“The heart of the world is the next place, where we want to go, where our desires go”, says a character in Gabriel Martins & Maurilio Martins’ tableau of poor Brazilian neighbourhood, In the Heart of the World (‘No coracao do mundo’, 2019). The chasm between identity and expectations is what plagues the characters populating this mosaic film as their lives within the impoverished, constantly gentrifying society has reached a saturation point.
In the Heart of the World is set in the neighbourhood of Contagem, situated close to the beach city of Belo Horizonte, the area where the film-making duo comes from and based their earlier short films (‘Contagem’ and ‘Dona Sonia Borrowed a Gun from her Neighbor Alcides‘). With the mixed cast of amateur and professional actors and blazing cinematography, Gabriel and Maurilio move between dramatic naturalism and genre narrative, although their street-level study is much more intriguing than the crime genre preoccupations.

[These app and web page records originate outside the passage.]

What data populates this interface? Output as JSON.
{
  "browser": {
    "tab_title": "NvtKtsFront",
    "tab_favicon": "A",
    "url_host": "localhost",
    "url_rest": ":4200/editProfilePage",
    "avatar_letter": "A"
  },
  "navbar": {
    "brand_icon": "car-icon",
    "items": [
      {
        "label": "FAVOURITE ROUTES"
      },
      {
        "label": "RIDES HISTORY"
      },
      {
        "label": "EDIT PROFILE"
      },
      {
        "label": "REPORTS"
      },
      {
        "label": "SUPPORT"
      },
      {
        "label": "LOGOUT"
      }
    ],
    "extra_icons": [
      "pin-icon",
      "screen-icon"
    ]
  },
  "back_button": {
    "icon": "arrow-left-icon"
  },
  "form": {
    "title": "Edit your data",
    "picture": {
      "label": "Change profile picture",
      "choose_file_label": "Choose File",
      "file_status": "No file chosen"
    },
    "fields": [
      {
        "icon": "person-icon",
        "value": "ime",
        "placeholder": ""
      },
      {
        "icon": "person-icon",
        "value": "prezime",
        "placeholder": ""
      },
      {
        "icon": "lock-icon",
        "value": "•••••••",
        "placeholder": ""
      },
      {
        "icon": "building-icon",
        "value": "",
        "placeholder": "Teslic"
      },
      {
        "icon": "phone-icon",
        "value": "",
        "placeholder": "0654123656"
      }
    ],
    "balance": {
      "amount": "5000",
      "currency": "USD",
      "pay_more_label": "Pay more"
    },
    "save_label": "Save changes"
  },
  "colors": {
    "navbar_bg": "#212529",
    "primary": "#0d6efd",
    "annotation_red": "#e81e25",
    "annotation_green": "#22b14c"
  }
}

The film opens at the neighbourhood square, where Marcos (Leo Pyrata) celebrates his birthday with his girlfriend Ana (Kelly Crifer). The sense of intimacy shared between the lovers is cut short by a distant gunshot. An enraged Marcos reprimands the slacker Beto for botching up the hit job. He advises Beto to flee from the city, who approaches his store-manager elder brother Miro for some money to flee. Beto interrupts Miro’s secret love-making session with Rose (Barbara Colen), a married woman who toils in her hair salon and also wants to become an Uber driver. Marcos lives with his teenage sister and deeply religious mother, the later perpetually disapproves Marcos’ indolent nature. He temporarily teams with an enterprising middle-aged single mother, Selma (Grace Passo) to works as a school photographer.

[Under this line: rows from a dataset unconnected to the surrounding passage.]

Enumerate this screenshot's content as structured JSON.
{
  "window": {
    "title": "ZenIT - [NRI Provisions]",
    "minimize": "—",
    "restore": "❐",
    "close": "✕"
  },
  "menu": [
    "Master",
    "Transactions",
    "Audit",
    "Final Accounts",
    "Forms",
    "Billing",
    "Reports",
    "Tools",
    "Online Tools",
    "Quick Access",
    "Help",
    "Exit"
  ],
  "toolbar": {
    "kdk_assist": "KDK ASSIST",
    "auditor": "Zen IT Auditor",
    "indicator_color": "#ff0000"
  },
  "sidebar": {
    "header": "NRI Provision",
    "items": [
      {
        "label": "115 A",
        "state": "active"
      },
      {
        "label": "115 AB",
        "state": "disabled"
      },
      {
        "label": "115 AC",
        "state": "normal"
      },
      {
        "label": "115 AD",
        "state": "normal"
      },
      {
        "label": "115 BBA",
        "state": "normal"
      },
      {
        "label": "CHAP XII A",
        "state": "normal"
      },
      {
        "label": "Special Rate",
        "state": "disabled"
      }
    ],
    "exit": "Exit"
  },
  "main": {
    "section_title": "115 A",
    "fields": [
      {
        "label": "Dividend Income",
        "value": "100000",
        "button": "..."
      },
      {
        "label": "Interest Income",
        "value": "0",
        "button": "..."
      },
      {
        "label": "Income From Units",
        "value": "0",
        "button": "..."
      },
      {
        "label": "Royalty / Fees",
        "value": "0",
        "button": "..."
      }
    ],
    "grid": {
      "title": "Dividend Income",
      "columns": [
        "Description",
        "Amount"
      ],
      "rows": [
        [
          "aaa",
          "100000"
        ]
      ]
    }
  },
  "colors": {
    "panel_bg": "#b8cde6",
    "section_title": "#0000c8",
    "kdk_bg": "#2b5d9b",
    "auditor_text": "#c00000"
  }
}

If all these characters feel like they are stuck and want to go that ‘next place’, Ana’s life is actually on the move; but in a very literal manner. She works as a bus conductor, travelling back and forth, without really moving forward. At home, she takes care of her senile father. Crime, of course, hovers over the neighbourhood and becomes an essential strategy for survival when all else fails. Moreover, crime creates contradiction and irony as we see a mother fondly talks with her child on her mobile, while methodically loading a gun. Selma comes up with a plan to commit burglary in an upscale gated-community which Marcos instantly approves. However, the heist job becomes a test of Marcos relationship with Ana since he is forced to recruit her.
Directors Gabriel and Maurilio have primarily conceived the feature as an impassioned neighbourhood symphony, showing that the place is full of intriguing, complex character as opposed to (incorrectly) generalizing it as the den of criminals. The cinematography (by Leonardo Feliciano) gracefully attunes to the details of everyday life and vibrantly captures the district (the ingenious use of soundtrack also adds to the movie’s tone). The film-makers’ take their time setting up the scenes, attempting to offer a perspicacious look at the place and its inhabitants; for instance, the moment Selma waxes poetic about her hopes as the camera gradually zooms out. The glacial pace also helps capture the camaraderie (or the lack thereof) between the characters.
The plot development does feel a bit inchoate. The mechanics of heist narrative in the later portions are utterly predictable (even though the robbery itself is very well-staged inside an up-scale house enveloped in darkness) and narrows its focuses on Marcos, Ana, and Selma. This pushes the characters like Miro and Rose into the periphery, almost rendering their presence desultory. Furthermore, the male characters aren’t very well-written; Marcus remains a shirker to the end and we don’t get a sense of his inner conflict as compared to Ana or Selma. The directing duo, however, does a good job in choosing the right actors for the part (especially Kelly and Grace). The overweight girl with a prison record who plays Marcos’ friend is interesting adding to the ensemble (must be a neighbourhood resident).
Kleber Mendonca Filho in his brilliant debut feature Neighboring Sounds (2012) subtly dealt with the mosaic of multi-generational characters in a middle-class neighbourhood while totally eschewing the promises of a genre narrative (a film with fantastic sound design in recent years). Gabriel and Maurilio Martins’ In the Heart of the World (121 minutes) may never attain (or even attempts to) the profundity of Mr Filho’s feature, but they have done a fairly good job in weaving a humanistic story from the place closer to their life. Eventually, it’s a tender examination of a place and people, forever evolving.